Friday, August 24, 2007

Religion, evolution and science...can they coexist?

For many people religion has all the answers, for others it's all about science. For people like me there are doubts (sometimes a lot of them) but discussion is always welcome and interesting. We might agree on many things, and disagree on others but mutual respect is the way to go. I created this BLOG for you, students of BIO124. You will be blogging as well because you will have marks for this...but mostly because, like me, you just might like to blog and share your ideas and opinions.

Looking forwards to meet you soon!

6 comments:

Mithrandir said...
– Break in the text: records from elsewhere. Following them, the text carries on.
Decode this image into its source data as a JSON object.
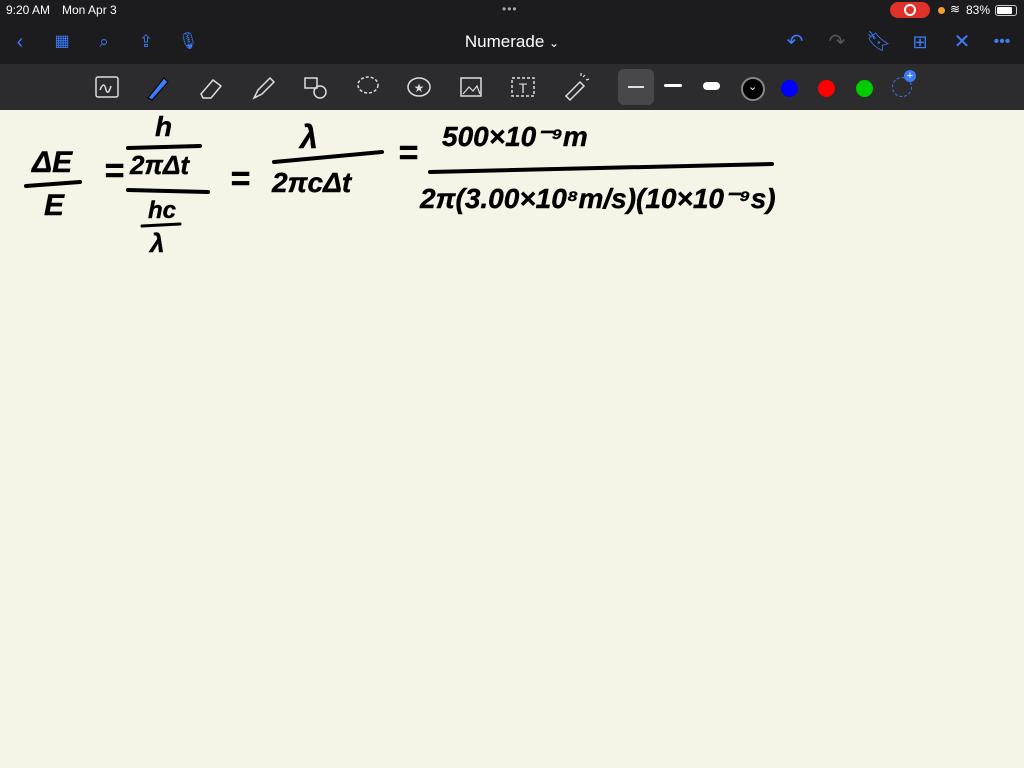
{
  "status": {
    "time": "9:20 AM",
    "date": "Mon Apr 3",
    "battery": "83%",
    "battery_level": 0.83
  },
  "nav": {
    "title": "Numerade",
    "title_chevron": "⌄"
  },
  "toolbar": {
    "colors": [
      "#000000",
      "#0000ff",
      "#ff0000",
      "#00cc00"
    ]
  },
  "note": {
    "line1": {
      "lhs_num": "ΔE",
      "lhs_den": "E",
      "eq1": "=",
      "f1_top": "h",
      "f1_mid": "2πΔt",
      "f1_bot_num": "hc",
      "f1_bot_den": "λ",
      "eq2": "=",
      "f2_num": "λ",
      "f2_den": "2πcΔt",
      "eq3": "=",
      "f3_num": "500×10⁻⁹m",
      "f3_den": "2π(3.00×10⁸m/s)(10×10⁻⁹s)"
    }
  }
}
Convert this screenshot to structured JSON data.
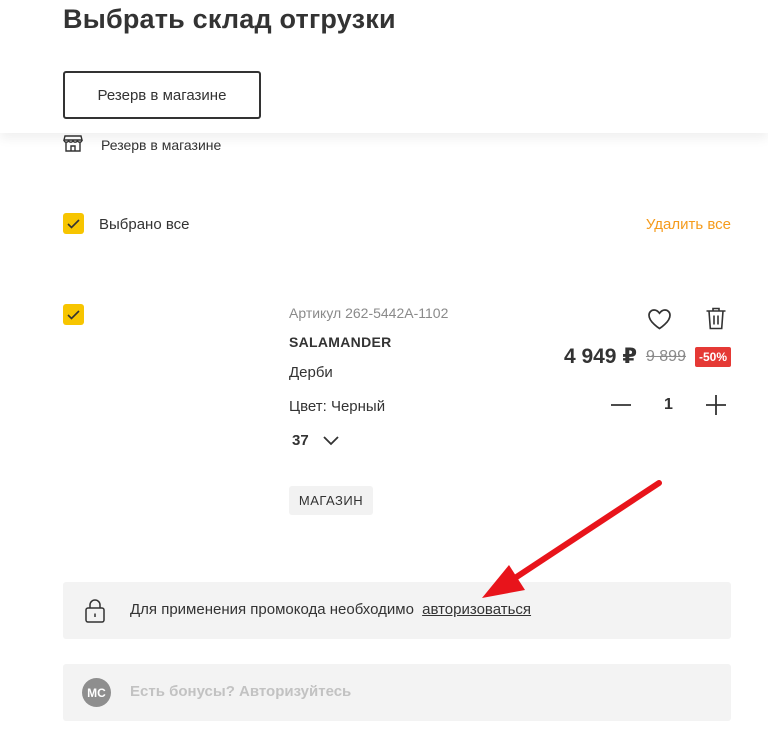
{
  "header": {
    "title": "Выбрать склад отгрузки",
    "tab_label": "Резерв в магазине"
  },
  "store_row": {
    "icon": "store-icon",
    "label": "Резерв в магазине"
  },
  "selection": {
    "select_all_label": "Выбрано все",
    "delete_all_label": "Удалить все"
  },
  "product": {
    "article": "Артикул 262-5442A-1102",
    "brand": "SALAMANDER",
    "name": "Дерби",
    "color": "Цвет: Черный",
    "size": "37",
    "availability_chip": "МАГАЗИН",
    "price": "4 949 ₽",
    "old_price": "9 899",
    "discount": "-50%",
    "quantity": "1"
  },
  "promo": {
    "text": "Для применения промокода необходимо",
    "link": "авторизоваться"
  },
  "bonus": {
    "logo_text": "МС",
    "text": "Есть бонусы? Авторизуйтесь"
  },
  "colors": {
    "checkbox": "#f7c500",
    "delete_all": "#f59b1c",
    "discount_badge": "#e53935",
    "annotation_arrow": "#e8141b"
  },
  "annotation": {
    "arrow_target": "promo-login-link"
  }
}
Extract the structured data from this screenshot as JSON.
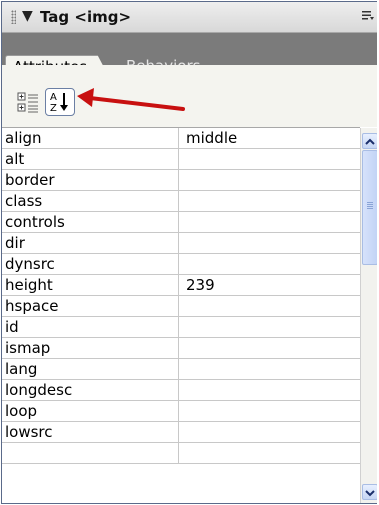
{
  "panel": {
    "title": "Tag <img>",
    "collapse_icon": "triangle-down-icon",
    "options_icon": "panel-options-icon"
  },
  "tabs": [
    {
      "label": "Attributes",
      "active": true
    },
    {
      "label": "Behaviors",
      "active": false
    }
  ],
  "toolbar": {
    "category_view_icon": "category-view-icon",
    "alphabetical_view_icon": "sort-az-icon",
    "annotation_arrow_color": "#cc1111"
  },
  "attributes": [
    {
      "name": "align",
      "value": "middle"
    },
    {
      "name": "alt",
      "value": ""
    },
    {
      "name": "border",
      "value": ""
    },
    {
      "name": "class",
      "value": ""
    },
    {
      "name": "controls",
      "value": ""
    },
    {
      "name": "dir",
      "value": ""
    },
    {
      "name": "dynsrc",
      "value": ""
    },
    {
      "name": "height",
      "value": "239"
    },
    {
      "name": "hspace",
      "value": ""
    },
    {
      "name": "id",
      "value": ""
    },
    {
      "name": "ismap",
      "value": ""
    },
    {
      "name": "lang",
      "value": ""
    },
    {
      "name": "longdesc",
      "value": ""
    },
    {
      "name": "loop",
      "value": ""
    },
    {
      "name": "lowsrc",
      "value": ""
    },
    {
      "name": "",
      "value": ""
    }
  ]
}
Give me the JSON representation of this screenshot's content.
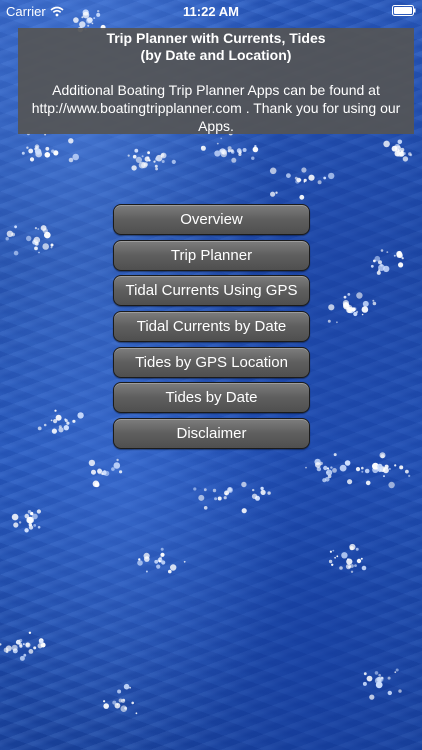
{
  "status_bar": {
    "carrier": "Carrier",
    "time": "11:22 AM",
    "wifi_icon": "wifi-icon",
    "battery_icon": "battery-icon",
    "battery_level": 1.0
  },
  "info_panel": {
    "title_line1": "Trip Planner with Currents, Tides",
    "title_line2": "(by Date and Location)",
    "body_line1": "Additional Boating Trip Planner Apps can be found at",
    "body_line2": "http://www.boatingtripplanner.com . Thank you for using our",
    "body_line3": "Apps."
  },
  "menu": {
    "buttons": [
      {
        "label": "Overview"
      },
      {
        "label": "Trip Planner"
      },
      {
        "label": "Tidal Currents Using GPS"
      },
      {
        "label": "Tidal Currents by Date"
      },
      {
        "label": "Tides by GPS Location"
      },
      {
        "label": "Tides by Date"
      },
      {
        "label": "Disclaimer"
      }
    ]
  },
  "colors": {
    "water": "#1f4fae",
    "panel": "#555555",
    "button": "#5e5e5e",
    "text": "#ffffff"
  }
}
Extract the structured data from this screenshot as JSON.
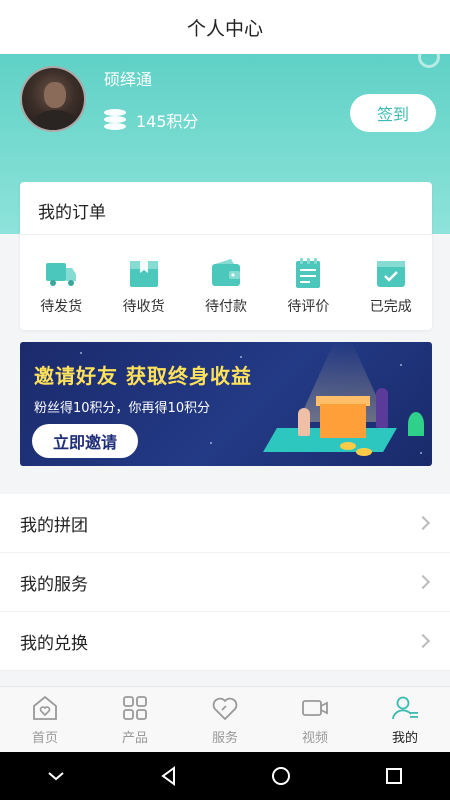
{
  "header": {
    "title": "个人中心"
  },
  "profile": {
    "name": "硕绎通",
    "points": "145积分",
    "signin_label": "签到"
  },
  "orders": {
    "title": "我的订单",
    "items": [
      {
        "label": "待发货",
        "icon": "truck-icon"
      },
      {
        "label": "待收货",
        "icon": "package-icon"
      },
      {
        "label": "待付款",
        "icon": "wallet-icon"
      },
      {
        "label": "待评价",
        "icon": "notepad-icon"
      },
      {
        "label": "已完成",
        "icon": "calendar-check-icon"
      }
    ]
  },
  "banner": {
    "title": "邀请好友  获取终身收益",
    "subtitle": "粉丝得10积分，你再得10积分",
    "button": "立即邀请"
  },
  "menu": {
    "items": [
      {
        "label": "我的拼团"
      },
      {
        "label": "我的服务"
      },
      {
        "label": "我的兑换"
      }
    ]
  },
  "tabbar": {
    "tabs": [
      {
        "label": "首页",
        "icon": "home-heart-icon"
      },
      {
        "label": "产品",
        "icon": "grid-icon"
      },
      {
        "label": "服务",
        "icon": "heart-icon"
      },
      {
        "label": "视频",
        "icon": "video-camera-icon"
      },
      {
        "label": "我的",
        "icon": "user-icon",
        "active": true
      }
    ]
  },
  "colors": {
    "accent": "#5fd1c6",
    "banner_title": "#ffe25a",
    "banner_bg": "#1b2a6b"
  }
}
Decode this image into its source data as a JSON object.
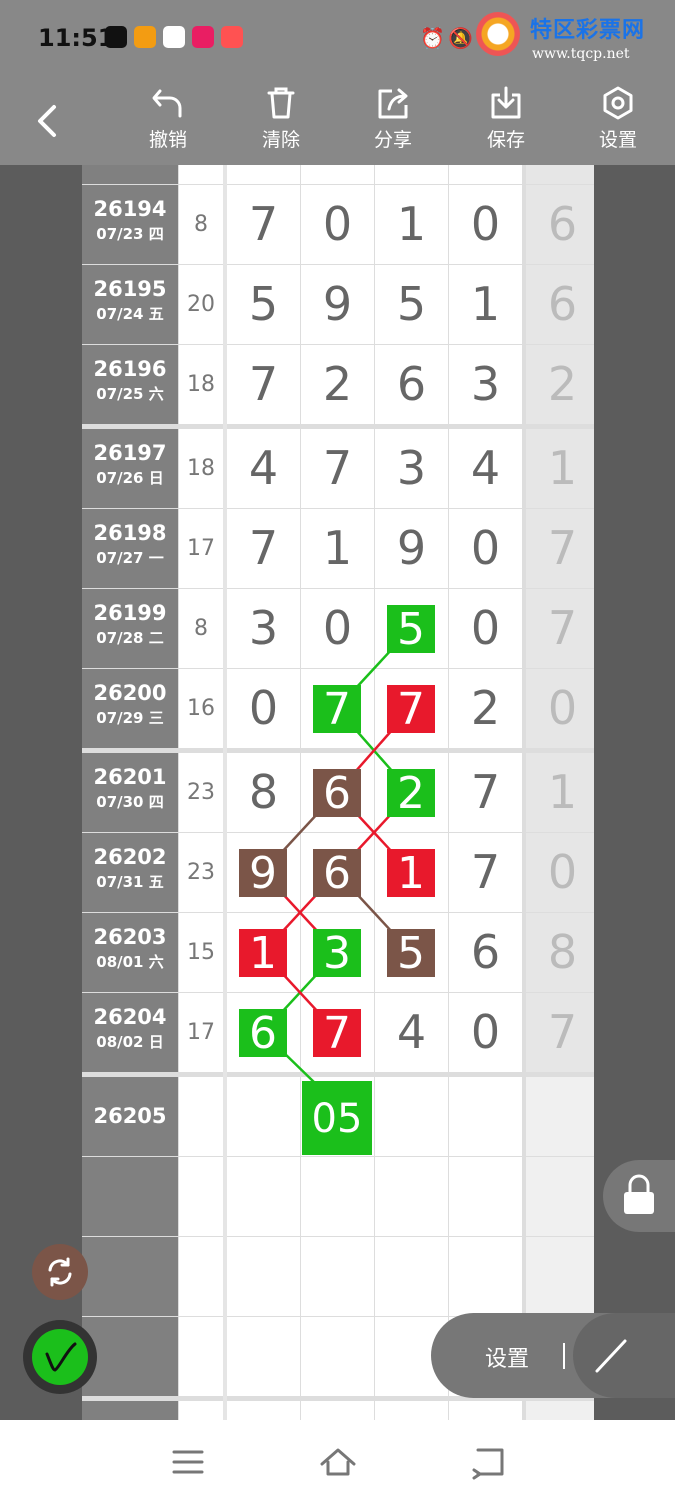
{
  "status": {
    "time": "11:51"
  },
  "watermark": {
    "title": "特区彩票网",
    "url": "www.tqcp.net"
  },
  "toolbar": {
    "undo": "撤销",
    "clear": "清除",
    "share": "分享",
    "save": "保存",
    "settings": "设置"
  },
  "rows": [
    {
      "period": "26194",
      "date": "07/23 四",
      "sum": "8",
      "digits": [
        "7",
        "0",
        "1",
        "0"
      ],
      "extra": "6"
    },
    {
      "period": "26195",
      "date": "07/24 五",
      "sum": "20",
      "digits": [
        "5",
        "9",
        "5",
        "1"
      ],
      "extra": "6"
    },
    {
      "period": "26196",
      "date": "07/25 六",
      "sum": "18",
      "digits": [
        "7",
        "2",
        "6",
        "3"
      ],
      "extra": "2"
    },
    {
      "period": "26197",
      "date": "07/26 日",
      "sum": "18",
      "digits": [
        "4",
        "7",
        "3",
        "4"
      ],
      "extra": "1"
    },
    {
      "period": "26198",
      "date": "07/27 一",
      "sum": "17",
      "digits": [
        "7",
        "1",
        "9",
        "0"
      ],
      "extra": "7"
    },
    {
      "period": "26199",
      "date": "07/28 二",
      "sum": "8",
      "digits": [
        "3",
        "0",
        "5",
        "0"
      ],
      "extra": "7"
    },
    {
      "period": "26200",
      "date": "07/29 三",
      "sum": "16",
      "digits": [
        "0",
        "7",
        "7",
        "2"
      ],
      "extra": "0"
    },
    {
      "period": "26201",
      "date": "07/30 四",
      "sum": "23",
      "digits": [
        "8",
        "6",
        "2",
        "7"
      ],
      "extra": "1"
    },
    {
      "period": "26202",
      "date": "07/31 五",
      "sum": "23",
      "digits": [
        "9",
        "6",
        "1",
        "7"
      ],
      "extra": "0"
    },
    {
      "period": "26203",
      "date": "08/01 六",
      "sum": "15",
      "digits": [
        "1",
        "3",
        "5",
        "6"
      ],
      "extra": "8"
    },
    {
      "period": "26204",
      "date": "08/02 日",
      "sum": "17",
      "digits": [
        "6",
        "7",
        "4",
        "0"
      ],
      "extra": "7"
    }
  ],
  "highlights": [
    {
      "row": 5,
      "col": 2,
      "color": "green"
    },
    {
      "row": 6,
      "col": 1,
      "color": "green"
    },
    {
      "row": 6,
      "col": 2,
      "color": "red"
    },
    {
      "row": 7,
      "col": 1,
      "color": "brown"
    },
    {
      "row": 7,
      "col": 2,
      "color": "green"
    },
    {
      "row": 8,
      "col": 0,
      "color": "brown"
    },
    {
      "row": 8,
      "col": 1,
      "color": "brown"
    },
    {
      "row": 8,
      "col": 2,
      "color": "red"
    },
    {
      "row": 9,
      "col": 0,
      "color": "red"
    },
    {
      "row": 9,
      "col": 1,
      "color": "green"
    },
    {
      "row": 9,
      "col": 2,
      "color": "brown"
    },
    {
      "row": 10,
      "col": 0,
      "color": "green"
    },
    {
      "row": 10,
      "col": 1,
      "color": "red"
    }
  ],
  "next": {
    "period": "26205",
    "prediction": "05"
  },
  "pill": {
    "label": "设置"
  },
  "colors": {
    "green": "#1bbf1b",
    "red": "#e8192c",
    "brown": "#7b5548"
  }
}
I think this is a good idea.
This forces me to regenerate my old blog (Asperger mentality) from death 3 years ago.

Lars Reese-Hansen said...

Ah, this is so philosophical… :)

First of all I would suggest that the answer to this question really depends on one's point of reference (and there are more than those that lie between two extremes). Adherence to any doctrine, whether an orthodox or evangelical (in the broad sense) view of science or religion, leaves one unable to look and appreciate the larger context of the world. This is because these views do not allow one to look beyond the confines (rules) of ones faith based on the belief in a particular way of comprehending the world. Interestingly, in many respects, both perspectives are attempts to make sense of, or validate our existence, perceived reality, and mortality.

However, the world and universe are so vast and complex that we have little hope of ever knowing -- or even touching the surface of -- our existence or relevance here. While I acknowledge and support the scientific process as one which enriches our understanding of life, it is the mystery and (infinite) inability for us as a species to comprehend the full extent of our existence here-and-now that provides the basis for a spirituality.

For example, I am awed and fascinated by the process by which something microscopic can become a whale, a redwood tree, or the mycelia of various forest dependant fungi that have persisted for thousands of years and span dozens of square kilometres (the oldest and largest known creatures on earth). Yet, I have no concept of these species (or our own) relevance in the large scheme of things. It just simply amazes me that they/we do and can exist at all. Perhaps, in this way, I would say my religion is a deep acceptance and respect for the miracle of our existence and everything around us -- without judging it.

Dominic B. said...

Lars...can not agree more! Such beauty, such order. But this order and beauty, to my humble opinion, are a manifestation of mathematical, physical and chemical laws...in a way we can explain them. What amazes me is that all that science seems to be coherent... Thanks for this philosophical comment...we all need a bit more philosophy in our lives (I think)

Chicken said...

Yes they can:
The first thing students are usually introduced to in philosophy is how to ask questions. Later they are taught how to analyze them. For instance: Is their a Supernatural being? And if I had more time I would make this into a chart that everyone has already seen:

1) To believe in a supernatural being:
IF ONE EXISITS:
A) The rewards are great
IF ONE DOESN'T:
B) Nothing

2) To NOT believe in a supernatural being:
IF ONE EXISTS:
A) Eternal Damnation
IF ONE DOESN'T:
B) Nothing

This is just for all those people who don't beleive in anything. I respect all religions and realize that some don't support the theory of evolution, and I'm fine with that. However, since we live in a diverse world with all kinds of people, I thought I'd share. From the information above it doesn't hurt to beleive in something, eternal damnation only gets you if you don't (Only in case 2B though). So pick something to beleive in while studying Biology.

It's probably apparent by now that I do support evolution. Some of the kinks need to be fixed, but because Biology is so vast it seems as soon as something becomes super hard to a researcher they move on to something more fun and less stressful, like digging up fossils, or categorizing this chipmunk to that one. I think it's due time to start crunching some numbers and comparing them. Or to do those experiments the government won't allow.

Basically, I've heard enough of what lineages are incomplete. There are ones which have decent data: compare them.

Or determine what in an organism can change chromosomes thus creating natural selection. I find it no coincidence that a finch who needs a bigger beak to hull seeds "magically" gets one. Maybe an increase or decrease in stimuli to a part of the body determines this type of mutation.

False proof: Only SOME people get all four of their wisdon teeth....maybe some people's whatever it is tells chromosomes to turn them off because we don't use them anymore. Maybe in 500 years we'll cease to have them.

Anyhow, I'm Pro- Evolution, and for the most part Pro- Religion. Treat Biology as work; preach (not that their's anything wrong with this) outside the lab.

Chicken said...

http://newsimg.bbc.co.uk/media/images/40486000/jpg/_40486285_eggslong.jpg

Dominic B. said...

Chicken...thanks for that comment! If God exist...if He loves us like people says He (or She) does...why eternal damnation? If He is the creator then He must have known that some humans would eventually doubt...eternal damnation seems very harsh when all you do that's "bad" is to be skeptical....